The Transportation Department is proposing its first set of guidelines on what constitutes unfair competition in the airline industry, hoping to pinpoint cases in which large carriers drive out smaller ones by lowering prices.

The policy, announced Monday by Transportation Secretary Rodney Slater, sets out markers to signal to the government whether an airline is unfairly trying to eliminate competition and whether enforcement action is needed."This policy is not intended to ensure the success of any start-up carrier but rather to ensure a level playing field," Slater said Monday. "Consumers deserve a pro-competitive standard that helps to ensure affordable air fares and accessible service."

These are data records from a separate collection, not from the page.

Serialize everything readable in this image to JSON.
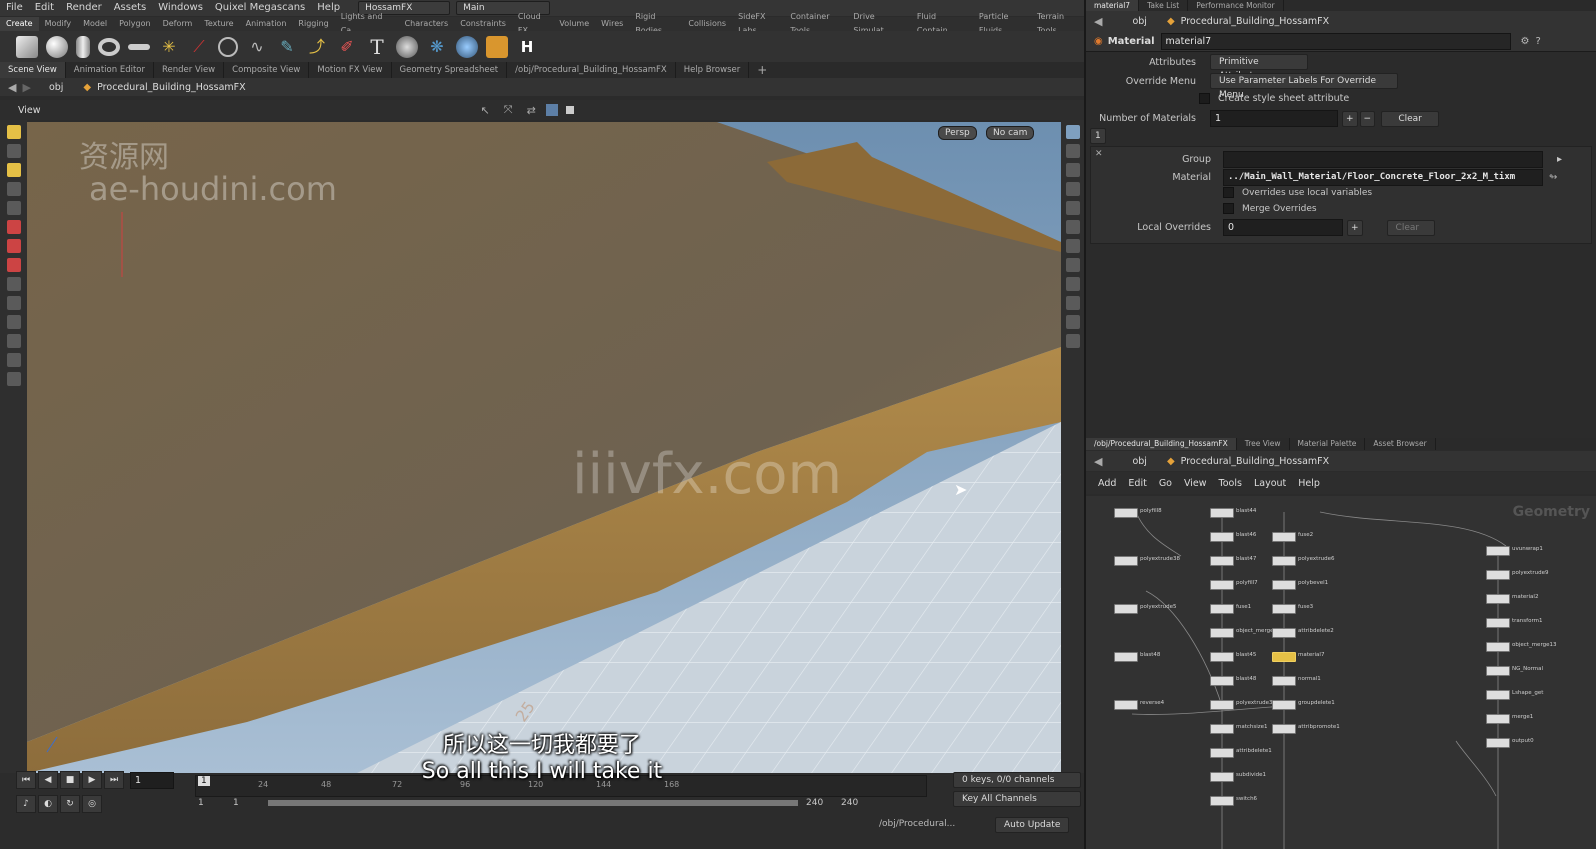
{
  "menu": {
    "items": [
      "File",
      "Edit",
      "Render",
      "Assets",
      "Windows",
      "Quixel Megascans",
      "Help"
    ],
    "desktop_label": "HossamFX",
    "context_label": "Main"
  },
  "shelf_tabs": [
    "Create",
    "Modify",
    "Model",
    "Polygon",
    "Deform",
    "Texture",
    "Animation",
    "Rigging",
    "Lights and Ca...",
    "Characters",
    "Constraints",
    "Cloud FX",
    "Volume",
    "Wires",
    "Rigid Bodies",
    "Collisions",
    "SideFX Labs",
    "Container Tools",
    "Drive Simulat...",
    "Fluid Contain...",
    "Particle Fluids",
    "Terrain Tools"
  ],
  "pane_tabs": [
    "Scene View",
    "Animation Editor",
    "Render View",
    "Composite View",
    "Motion FX View",
    "Geometry Spreadsheet",
    "/obj/Procedural_Building_HossamFX",
    "Help Browser"
  ],
  "path": {
    "root": "obj",
    "node": "Procedural_Building_HossamFX"
  },
  "viewport": {
    "title": "View",
    "camera_mode": "Persp",
    "camera": "No cam",
    "grid_label": "25"
  },
  "watermarks": {
    "cn": "资源网",
    "site": "ae-houdini.com",
    "center": "iiivfx.com"
  },
  "subtitles": {
    "cn": "所以这一切我都要了",
    "en": "So all this I will take it"
  },
  "timeline": {
    "current_frame": "1",
    "frame_marker": "1",
    "ticks": [
      "24",
      "48",
      "72",
      "96",
      "120",
      "144",
      "168"
    ],
    "start": "1",
    "start2": "1",
    "end": "240",
    "end2": "240",
    "keys_channels": "0 keys, 0/0 channels",
    "key_all_channels": "Key All Channels",
    "obj_path": "/obj/Procedural...",
    "auto_update": "Auto Update"
  },
  "right_top_tabs": [
    "material7",
    "Take List",
    "Performance Monitor"
  ],
  "param": {
    "path_root": "obj",
    "path_node": "Procedural_Building_HossamFX",
    "node_type": "Material",
    "node_name": "material7",
    "attributes_label": "Attributes",
    "attributes_value": "Primitive Attributes",
    "override_menu_label": "Override Menu",
    "override_menu_value": "Use Parameter Labels For Override Menu",
    "create_style_sheet": "Create style sheet attribute",
    "num_materials_label": "Number of Materials",
    "num_materials_value": "1",
    "clear": "Clear",
    "tab_index": "1",
    "group_label": "Group",
    "group_value": "",
    "material_label": "Material",
    "material_value": "../Main_Wall_Material/Floor_Concrete_Floor_2x2_M_tixm",
    "overrides_local": "Overrides use local variables",
    "merge_overrides": "Merge Overrides",
    "local_overrides_label": "Local Overrides",
    "local_overrides_value": "0",
    "clear2": "Clear"
  },
  "network_tabs": [
    "/obj/Procedural_Building_HossamFX",
    "Tree View",
    "Material Palette",
    "Asset Browser"
  ],
  "network_menu": [
    "Add",
    "Edit",
    "Go",
    "View",
    "Tools",
    "Layout",
    "Help"
  ],
  "network_label": "Geometry",
  "nodes": [
    {
      "label": "polyfill8"
    },
    {
      "label": "polyextrude38"
    },
    {
      "label": "polyextrude5"
    },
    {
      "label": "blast48"
    },
    {
      "label": "reverse4"
    },
    {
      "label": "blast44"
    },
    {
      "label": "blast46"
    },
    {
      "label": "blast47"
    },
    {
      "label": "polyfill7"
    },
    {
      "label": "fuse1"
    },
    {
      "label": "object_merge12"
    },
    {
      "label": "blast45"
    },
    {
      "label": "blast48"
    },
    {
      "label": "polyextrude36"
    },
    {
      "label": "matchsize1"
    },
    {
      "label": "attribdelete1"
    },
    {
      "label": "subdivide1"
    },
    {
      "label": "switch6"
    },
    {
      "label": "fuse2"
    },
    {
      "label": "polyextrude6"
    },
    {
      "label": "polybevel1"
    },
    {
      "label": "fuse3"
    },
    {
      "label": "attribdelete2"
    },
    {
      "label": "material7"
    },
    {
      "label": "normal1"
    },
    {
      "label": "groupdelete1"
    },
    {
      "label": "attribpromote1"
    },
    {
      "label": "uvunwrap1"
    },
    {
      "label": "polyextrude9"
    },
    {
      "label": "material2"
    },
    {
      "label": "transform1"
    },
    {
      "label": "object_merge13"
    },
    {
      "label": "NG_Normal"
    },
    {
      "label": "Lshape_get"
    },
    {
      "label": "merge1"
    },
    {
      "label": "output0"
    }
  ]
}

Major carriers, in responding to new airlines in their hub cities, "appear to be straying beyond the confines of legitimate competition into the region of unfair competition, behavior which . . . we have not only a mandate but an obligation to prohibit," said a department policy statement.

The guidelines focus on large airlines that cut prices and increase seating capacity, even if at huge expense, to push smaller, newer carriers out of business. Although ticket prices might drop in the short run, such practices ultimately hurt the consumer when there are only a few carriers left controlling air service, according to the statement.

"Once a new entrant has ceased its service, the major carrier will typically retrench its capacity in the market or raise its fares to at least their pre-entry levels, or both," the Transportation Department said.

Moves by major airlines to reduce ticket costs in order to force out competition and maintain control at their hub airports could trigger a government crackdown, possibly including hearings before administrative law judges.

The new guidelines come 20 years after the deregulation of the domestic airline industry, allowing carriers to determine their own routes and prices. Under deregulation, the Transportation Department maintained the right to stop unfair competition, but it has never taken official action against a carrier.

According to the policy statement, these new guidelines do not signal a shift toward reregulating the industry. Slater, on previous occasions, has said that part of making deregulation a success is ensuring that all airlines can compete.

"Our responsibility at the Department of Transportation is to ensure that every airline - large or small, new or established - has the opportunity to compete freely," Slater said at an American Bar Association meeting in January. "That is what deregulation is supposed to be all about - a fair chance to compete."

But the policy, which is now subject to a 60-day comment period before it can take effect, is bound to meet with resistance from some major carriers who do not want the government intervening in the marketplace.

Robert L. Crandall, American Airlines chairman and chief executive officer, has spoken out against government involvement, saying large airlines should not be punished for smart business practices.

"Those who complain fail to recognize that an established airline which rises to the challenge of a new entrant is going only what any business in a free market must do - seeking to increase the attractiveness of its product," Crandall told the National Press Club.

"The idea that the government should respond to these market phenomena by tilting the playing field in favor of new-entrant carriers strikes me as entirely inconsistent with the intent and spirit of deregulation."